• **YOUR OBJECTIVE**:
Look through the records below, and whenever a line contains "test", copy it.

━━━━

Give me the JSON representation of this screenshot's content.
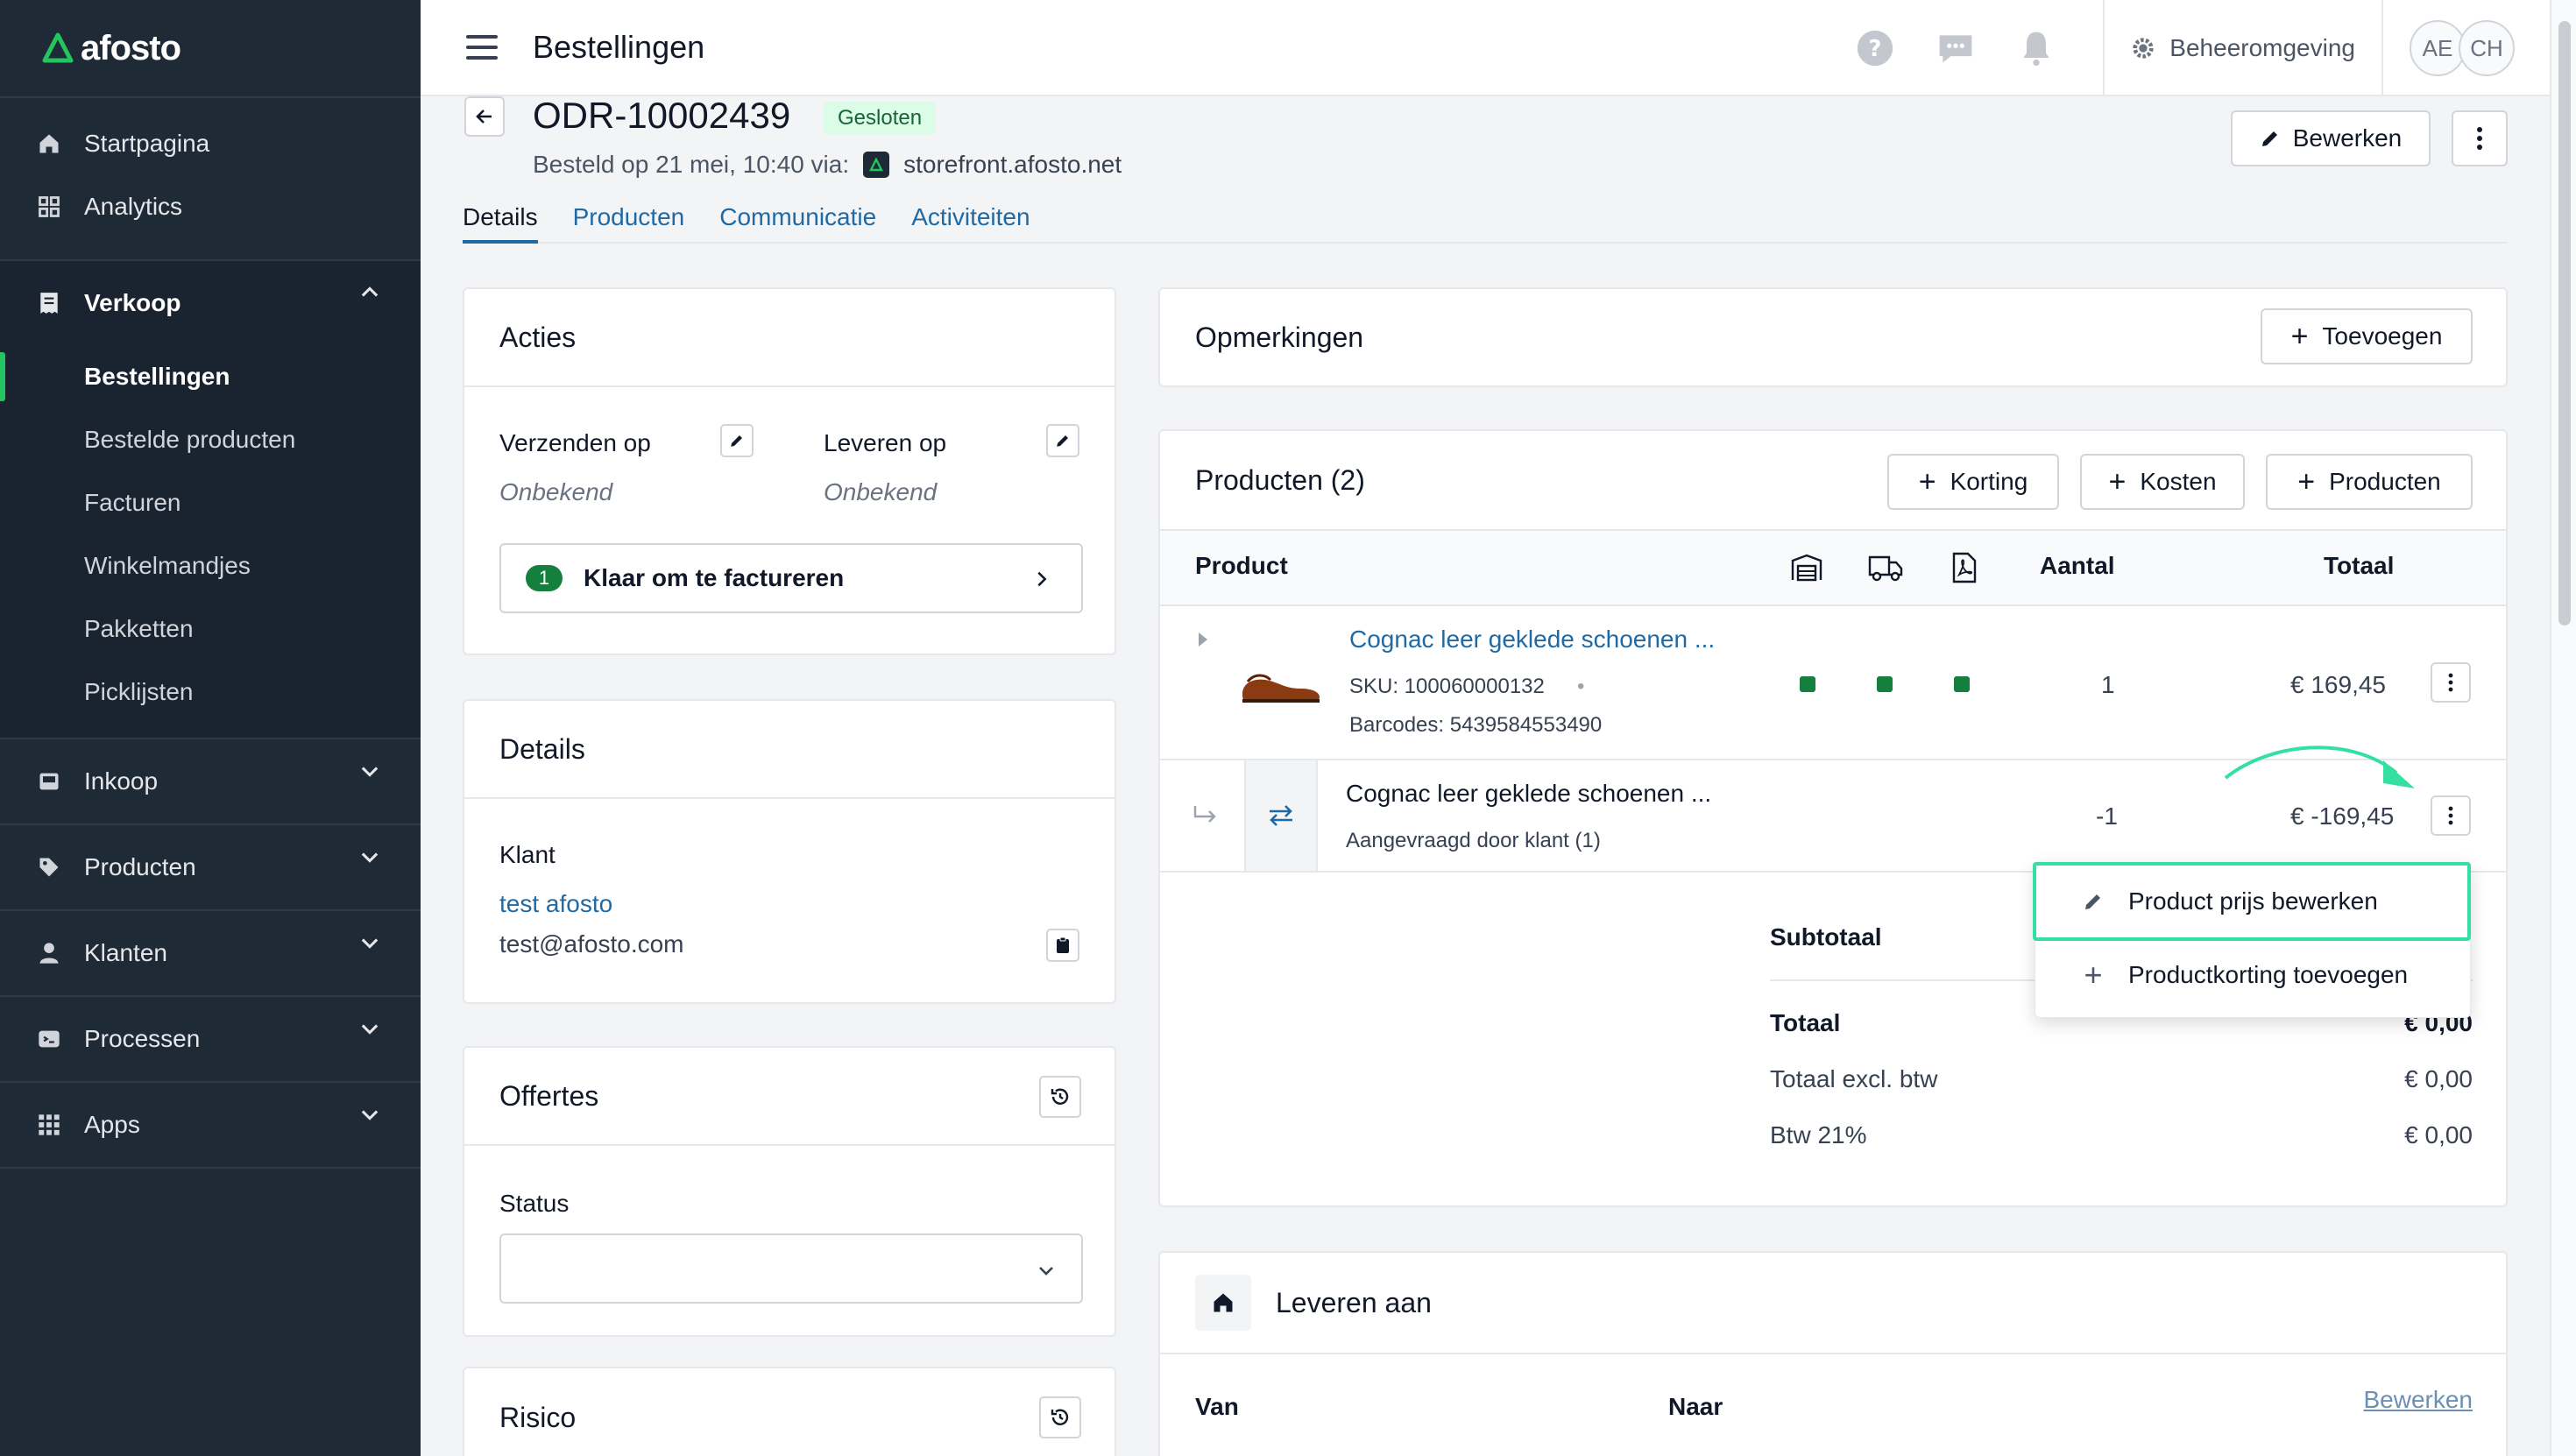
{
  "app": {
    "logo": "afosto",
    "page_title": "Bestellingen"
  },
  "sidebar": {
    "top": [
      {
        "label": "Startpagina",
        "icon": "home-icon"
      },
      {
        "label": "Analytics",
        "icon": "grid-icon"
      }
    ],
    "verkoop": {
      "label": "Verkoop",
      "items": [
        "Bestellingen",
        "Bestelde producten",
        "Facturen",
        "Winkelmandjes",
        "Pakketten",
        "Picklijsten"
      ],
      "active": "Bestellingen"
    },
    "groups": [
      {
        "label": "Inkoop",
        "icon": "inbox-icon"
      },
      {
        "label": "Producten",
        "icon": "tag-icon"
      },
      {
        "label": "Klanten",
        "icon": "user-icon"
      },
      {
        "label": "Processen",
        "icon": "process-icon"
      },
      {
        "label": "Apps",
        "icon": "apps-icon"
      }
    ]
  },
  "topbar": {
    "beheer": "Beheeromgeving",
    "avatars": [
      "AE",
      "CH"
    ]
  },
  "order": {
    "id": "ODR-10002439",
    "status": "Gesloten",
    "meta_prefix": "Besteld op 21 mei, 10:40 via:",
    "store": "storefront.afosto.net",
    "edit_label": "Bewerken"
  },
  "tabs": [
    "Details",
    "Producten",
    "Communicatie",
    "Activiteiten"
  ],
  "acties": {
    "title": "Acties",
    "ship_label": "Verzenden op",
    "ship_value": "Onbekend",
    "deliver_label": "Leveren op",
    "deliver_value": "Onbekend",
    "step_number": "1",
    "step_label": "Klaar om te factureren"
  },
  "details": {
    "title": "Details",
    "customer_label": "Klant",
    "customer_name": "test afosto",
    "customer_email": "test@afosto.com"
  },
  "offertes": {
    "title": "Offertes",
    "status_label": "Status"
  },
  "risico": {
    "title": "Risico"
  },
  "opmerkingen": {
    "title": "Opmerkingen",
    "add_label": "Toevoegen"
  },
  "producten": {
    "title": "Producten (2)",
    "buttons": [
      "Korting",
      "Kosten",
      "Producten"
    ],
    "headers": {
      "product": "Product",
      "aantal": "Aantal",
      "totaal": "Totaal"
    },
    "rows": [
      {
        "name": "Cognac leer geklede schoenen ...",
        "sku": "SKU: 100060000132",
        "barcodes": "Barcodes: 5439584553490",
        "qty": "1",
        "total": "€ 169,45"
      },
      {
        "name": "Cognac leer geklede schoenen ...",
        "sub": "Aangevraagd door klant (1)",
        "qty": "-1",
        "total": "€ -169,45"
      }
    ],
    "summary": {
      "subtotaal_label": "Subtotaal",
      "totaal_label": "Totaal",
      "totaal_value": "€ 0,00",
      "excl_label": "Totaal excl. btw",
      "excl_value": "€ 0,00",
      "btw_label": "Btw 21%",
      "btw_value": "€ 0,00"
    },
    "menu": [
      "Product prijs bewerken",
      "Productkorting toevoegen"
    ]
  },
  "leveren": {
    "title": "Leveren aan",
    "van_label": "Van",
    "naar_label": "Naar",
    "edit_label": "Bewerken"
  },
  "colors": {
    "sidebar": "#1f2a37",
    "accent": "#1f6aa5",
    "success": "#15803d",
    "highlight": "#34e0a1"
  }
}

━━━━

• **REPLY TO THE TASK**:
    "customer_name": "test afosto",
    "customer_email": "test@afosto.com"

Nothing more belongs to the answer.